■ Records supplied
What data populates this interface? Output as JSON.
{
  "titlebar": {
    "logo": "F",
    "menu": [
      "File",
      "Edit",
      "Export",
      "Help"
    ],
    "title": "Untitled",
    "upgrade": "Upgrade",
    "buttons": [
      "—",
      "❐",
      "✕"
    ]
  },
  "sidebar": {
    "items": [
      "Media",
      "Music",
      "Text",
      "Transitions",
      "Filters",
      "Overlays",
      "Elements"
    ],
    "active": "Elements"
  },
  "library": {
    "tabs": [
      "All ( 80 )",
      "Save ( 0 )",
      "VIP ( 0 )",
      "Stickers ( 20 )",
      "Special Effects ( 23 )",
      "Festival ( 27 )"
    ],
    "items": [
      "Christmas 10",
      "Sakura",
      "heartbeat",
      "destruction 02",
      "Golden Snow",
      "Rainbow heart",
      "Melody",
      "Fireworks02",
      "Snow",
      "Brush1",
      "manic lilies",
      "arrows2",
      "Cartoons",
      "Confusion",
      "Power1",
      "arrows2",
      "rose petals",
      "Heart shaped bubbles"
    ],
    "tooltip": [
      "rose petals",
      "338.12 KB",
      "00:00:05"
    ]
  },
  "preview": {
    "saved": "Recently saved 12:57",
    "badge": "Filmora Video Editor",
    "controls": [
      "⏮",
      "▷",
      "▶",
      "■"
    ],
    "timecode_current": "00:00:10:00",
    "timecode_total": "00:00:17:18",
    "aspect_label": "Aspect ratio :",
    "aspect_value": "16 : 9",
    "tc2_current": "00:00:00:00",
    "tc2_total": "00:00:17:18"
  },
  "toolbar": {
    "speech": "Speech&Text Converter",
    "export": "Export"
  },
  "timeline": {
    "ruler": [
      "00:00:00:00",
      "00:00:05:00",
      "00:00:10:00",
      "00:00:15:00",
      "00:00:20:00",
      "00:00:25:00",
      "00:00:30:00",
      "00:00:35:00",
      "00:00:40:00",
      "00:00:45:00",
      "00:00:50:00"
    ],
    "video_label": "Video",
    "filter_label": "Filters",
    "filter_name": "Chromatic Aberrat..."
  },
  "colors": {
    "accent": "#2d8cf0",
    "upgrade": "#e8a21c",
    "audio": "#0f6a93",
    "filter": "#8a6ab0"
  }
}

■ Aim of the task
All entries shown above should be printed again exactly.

■ Result below
What data populates this interface? Output as JSON.
{
  "titlebar": {
    "logo": "F",
    "menu": [
      "File",
      "Edit",
      "Export",
      "Help"
    ],
    "title": "Untitled",
    "upgrade": "Upgrade",
    "buttons": [
      "—",
      "❐",
      "✕"
    ]
  },
  "sidebar": {
    "items": [
      "Media",
      "Music",
      "Text",
      "Transitions",
      "Filters",
      "Overlays",
      "Elements"
    ],
    "active": "Elements"
  },
  "library": {
    "tabs": [
      "All ( 80 )",
      "Save ( 0 )",
      "VIP ( 0 )",
      "Stickers ( 20 )",
      "Special Effects ( 23 )",
      "Festival ( 27 )"
    ],
    "items": [
      "Christmas 10",
      "Sakura",
      "heartbeat",
      "destruction 02",
      "Golden Snow",
      "Rainbow heart",
      "Melody",
      "Fireworks02",
      "Snow",
      "Brush1",
      "manic lilies",
      "arrows2",
      "Cartoons",
      "Confusion",
      "Power1",
      "arrows2",
      "rose petals",
      "Heart shaped bubbles"
    ],
    "tooltip": [
      "rose petals",
      "338.12 KB",
      "00:00:05"
    ]
  },
  "preview": {
    "saved": "Recently saved 12:57",
    "badge": "Filmora Video Editor",
    "controls": [
      "⏮",
      "▷",
      "▶",
      "■"
    ],
    "timecode_current": "00:00:10:00",
    "timecode_total": "00:00:17:18",
    "aspect_label": "Aspect ratio :",
    "aspect_value": "16 : 9",
    "tc2_current": "00:00:00:00",
    "tc2_total": "00:00:17:18"
  },
  "toolbar": {
    "speech": "Speech&Text Converter",
    "export": "Export"
  },
  "timeline": {
    "ruler": [
      "00:00:00:00",
      "00:00:05:00",
      "00:00:10:00",
      "00:00:15:00",
      "00:00:20:00",
      "00:00:25:00",
      "00:00:30:00",
      "00:00:35:00",
      "00:00:40:00",
      "00:00:45:00",
      "00:00:50:00"
    ],
    "video_label": "Video",
    "filter_label": "Filters",
    "filter_name": "Chromatic Aberrat..."
  },
  "colors": {
    "accent": "#2d8cf0",
    "upgrade": "#e8a21c",
    "audio": "#0f6a93",
    "filter": "#8a6ab0"
  }
}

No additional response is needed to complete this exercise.